EDMONTON -- The largest union in western Canada has launched a legal challenge against new provincial legislation put into law by the UCP government, saying it violates Canada’s constitution.
The Alberta Union of Provincial Employees (AUPE) says Premier Jason Kenney’s Bill 1 is in breach of individuals’ charter of rights and freedoms.
Bill 1, the Critical Infrastructure Defence Act, was passed into law last week.
The new law allows the government to levy heavy fines and possibly imprison anyone found to be unlawfully interfering with infrastructure like pipelines, highways, utilities and oil and gas production facilities.
In a statement of claim filed at the Court of Queen’s Bench of Alberta Tuesday, the union said the law will “substantially hinder AUPE’s ability to meaningfully engage in the collective bargaining process.”
AUPE president, Guy Smith told CTV News Edmonton that the expansiveness and vagueness of the law means it could be used to prevent workers from standing up for their rights.
“Anytime that we hold a protest or demonstration or an information picket or a leafleting campaign on a sidewalk, we could potentially be breaking the law,” said Smith.
Bill 1 was introduced after a series of protests blocked railway lines across the country, in support of the Wetʼsuwetʼen hereditary chiefs in British Columbia and their opposition to the Coastal GasLink Pipeline project.
“I know that the focus has been on the railway blockades and the pipeline protests and that sort of thing,” Smith said. “But it really is more expansive than that and that's what we're concerned about.”
In a news release sent out Tuesday, the AUPE called Bill 1: “The kind of law we would expect to see in an oppressive dictatorship.”
“It’s obvious the government’s intent is to crush opposition against their unpopular policies and reckless cuts to services,” Smith said.

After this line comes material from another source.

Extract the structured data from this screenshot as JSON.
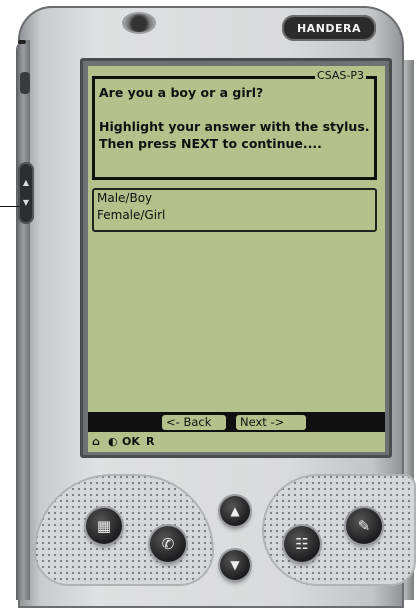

The AUPE, which represents 95,000 public service workers, says it’s willing to take its case to the Supreme Court.